WORK REQUEST =>
Note each line in the data below that holds "Single", and copy it.

Dataset rows describing interfaces:
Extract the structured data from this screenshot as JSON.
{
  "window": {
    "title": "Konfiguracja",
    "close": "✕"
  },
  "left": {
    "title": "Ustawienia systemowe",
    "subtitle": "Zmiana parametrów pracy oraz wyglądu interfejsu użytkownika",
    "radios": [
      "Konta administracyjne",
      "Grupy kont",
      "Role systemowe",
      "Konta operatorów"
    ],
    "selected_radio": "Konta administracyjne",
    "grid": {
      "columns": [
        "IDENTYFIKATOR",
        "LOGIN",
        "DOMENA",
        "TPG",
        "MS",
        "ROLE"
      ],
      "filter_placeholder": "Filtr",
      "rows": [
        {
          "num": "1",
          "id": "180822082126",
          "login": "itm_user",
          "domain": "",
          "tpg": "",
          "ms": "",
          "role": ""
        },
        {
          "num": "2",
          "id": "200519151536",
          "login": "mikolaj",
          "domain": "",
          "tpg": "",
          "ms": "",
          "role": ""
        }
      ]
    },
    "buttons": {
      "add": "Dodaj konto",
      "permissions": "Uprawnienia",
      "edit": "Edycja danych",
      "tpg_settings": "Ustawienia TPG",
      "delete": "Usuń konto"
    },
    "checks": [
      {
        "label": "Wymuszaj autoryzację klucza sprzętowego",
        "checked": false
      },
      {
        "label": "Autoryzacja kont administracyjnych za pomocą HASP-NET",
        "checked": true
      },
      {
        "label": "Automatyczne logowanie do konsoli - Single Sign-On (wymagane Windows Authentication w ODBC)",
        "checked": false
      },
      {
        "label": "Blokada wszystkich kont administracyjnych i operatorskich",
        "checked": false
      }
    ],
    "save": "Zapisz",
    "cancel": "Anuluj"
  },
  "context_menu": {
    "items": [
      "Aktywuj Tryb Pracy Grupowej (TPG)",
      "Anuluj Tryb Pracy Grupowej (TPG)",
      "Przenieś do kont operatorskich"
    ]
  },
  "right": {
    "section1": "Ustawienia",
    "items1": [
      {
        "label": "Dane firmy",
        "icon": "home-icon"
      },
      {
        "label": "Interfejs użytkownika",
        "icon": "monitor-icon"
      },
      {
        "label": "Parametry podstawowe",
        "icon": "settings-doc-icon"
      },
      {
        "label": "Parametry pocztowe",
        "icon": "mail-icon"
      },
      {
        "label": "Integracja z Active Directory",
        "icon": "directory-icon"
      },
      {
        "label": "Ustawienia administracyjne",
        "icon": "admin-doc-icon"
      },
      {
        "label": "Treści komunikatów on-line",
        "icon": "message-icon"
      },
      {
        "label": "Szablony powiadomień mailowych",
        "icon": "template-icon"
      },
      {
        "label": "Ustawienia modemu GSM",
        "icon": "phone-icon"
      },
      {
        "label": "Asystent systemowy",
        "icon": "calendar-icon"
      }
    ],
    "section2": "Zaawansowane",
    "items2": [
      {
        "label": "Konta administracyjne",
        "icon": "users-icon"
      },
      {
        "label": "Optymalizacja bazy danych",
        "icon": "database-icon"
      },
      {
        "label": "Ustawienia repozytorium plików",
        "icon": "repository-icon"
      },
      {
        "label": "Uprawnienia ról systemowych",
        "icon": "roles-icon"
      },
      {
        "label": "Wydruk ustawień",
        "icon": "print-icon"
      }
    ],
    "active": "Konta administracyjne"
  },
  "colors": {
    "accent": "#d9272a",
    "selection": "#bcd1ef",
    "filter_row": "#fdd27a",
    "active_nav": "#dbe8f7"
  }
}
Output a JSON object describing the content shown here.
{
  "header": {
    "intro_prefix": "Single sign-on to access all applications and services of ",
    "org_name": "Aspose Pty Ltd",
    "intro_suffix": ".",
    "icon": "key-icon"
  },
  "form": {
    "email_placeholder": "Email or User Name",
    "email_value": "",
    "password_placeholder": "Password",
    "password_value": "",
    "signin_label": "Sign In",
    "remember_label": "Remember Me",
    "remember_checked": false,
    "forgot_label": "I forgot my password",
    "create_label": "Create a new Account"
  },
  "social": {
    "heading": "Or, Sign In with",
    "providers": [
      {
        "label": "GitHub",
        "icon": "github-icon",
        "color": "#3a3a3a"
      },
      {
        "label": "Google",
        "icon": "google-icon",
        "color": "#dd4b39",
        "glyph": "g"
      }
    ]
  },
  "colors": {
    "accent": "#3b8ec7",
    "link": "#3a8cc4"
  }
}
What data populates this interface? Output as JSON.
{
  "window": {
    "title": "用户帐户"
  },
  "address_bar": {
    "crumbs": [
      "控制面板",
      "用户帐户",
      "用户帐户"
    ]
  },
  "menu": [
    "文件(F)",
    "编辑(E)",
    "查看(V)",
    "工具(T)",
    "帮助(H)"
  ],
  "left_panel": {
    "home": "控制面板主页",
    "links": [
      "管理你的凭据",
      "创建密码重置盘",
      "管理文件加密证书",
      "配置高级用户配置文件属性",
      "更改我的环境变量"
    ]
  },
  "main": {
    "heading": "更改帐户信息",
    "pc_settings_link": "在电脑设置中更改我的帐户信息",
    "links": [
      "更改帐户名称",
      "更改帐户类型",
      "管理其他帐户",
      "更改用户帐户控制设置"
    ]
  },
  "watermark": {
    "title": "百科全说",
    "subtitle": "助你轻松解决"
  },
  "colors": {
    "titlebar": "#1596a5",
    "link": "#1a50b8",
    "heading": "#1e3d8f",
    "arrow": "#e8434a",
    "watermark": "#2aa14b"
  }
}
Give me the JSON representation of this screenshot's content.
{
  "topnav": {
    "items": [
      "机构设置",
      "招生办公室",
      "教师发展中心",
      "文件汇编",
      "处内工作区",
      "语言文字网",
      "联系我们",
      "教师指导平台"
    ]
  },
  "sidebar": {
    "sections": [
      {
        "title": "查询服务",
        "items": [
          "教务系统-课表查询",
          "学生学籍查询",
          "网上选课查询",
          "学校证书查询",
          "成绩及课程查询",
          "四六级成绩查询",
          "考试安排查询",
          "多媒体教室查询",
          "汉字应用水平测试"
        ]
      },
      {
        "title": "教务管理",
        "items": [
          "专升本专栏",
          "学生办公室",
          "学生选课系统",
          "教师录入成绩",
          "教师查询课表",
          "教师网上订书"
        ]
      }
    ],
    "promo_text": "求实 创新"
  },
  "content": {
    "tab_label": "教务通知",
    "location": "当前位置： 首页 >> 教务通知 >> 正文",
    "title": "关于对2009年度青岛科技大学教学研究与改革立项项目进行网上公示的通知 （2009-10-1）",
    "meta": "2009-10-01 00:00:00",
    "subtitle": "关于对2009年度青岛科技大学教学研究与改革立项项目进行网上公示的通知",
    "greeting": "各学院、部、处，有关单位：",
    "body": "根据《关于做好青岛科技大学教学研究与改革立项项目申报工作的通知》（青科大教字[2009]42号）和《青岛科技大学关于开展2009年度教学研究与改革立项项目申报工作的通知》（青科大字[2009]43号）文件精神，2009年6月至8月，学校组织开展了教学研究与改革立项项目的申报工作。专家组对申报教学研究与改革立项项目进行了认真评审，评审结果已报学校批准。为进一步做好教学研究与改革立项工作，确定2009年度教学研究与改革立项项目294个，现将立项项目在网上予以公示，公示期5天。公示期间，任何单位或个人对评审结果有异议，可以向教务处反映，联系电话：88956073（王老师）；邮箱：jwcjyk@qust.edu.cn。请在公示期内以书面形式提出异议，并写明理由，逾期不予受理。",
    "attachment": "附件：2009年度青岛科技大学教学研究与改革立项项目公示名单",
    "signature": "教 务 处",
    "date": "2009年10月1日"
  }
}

EXPECTED ANSWER =>
        "label": "Automatyczne logowanie do konsoli - Single Sign-On (wymagane Windows Authentication w ODBC)",
    "intro_prefix": "Single sign-on to access all applications and services of ",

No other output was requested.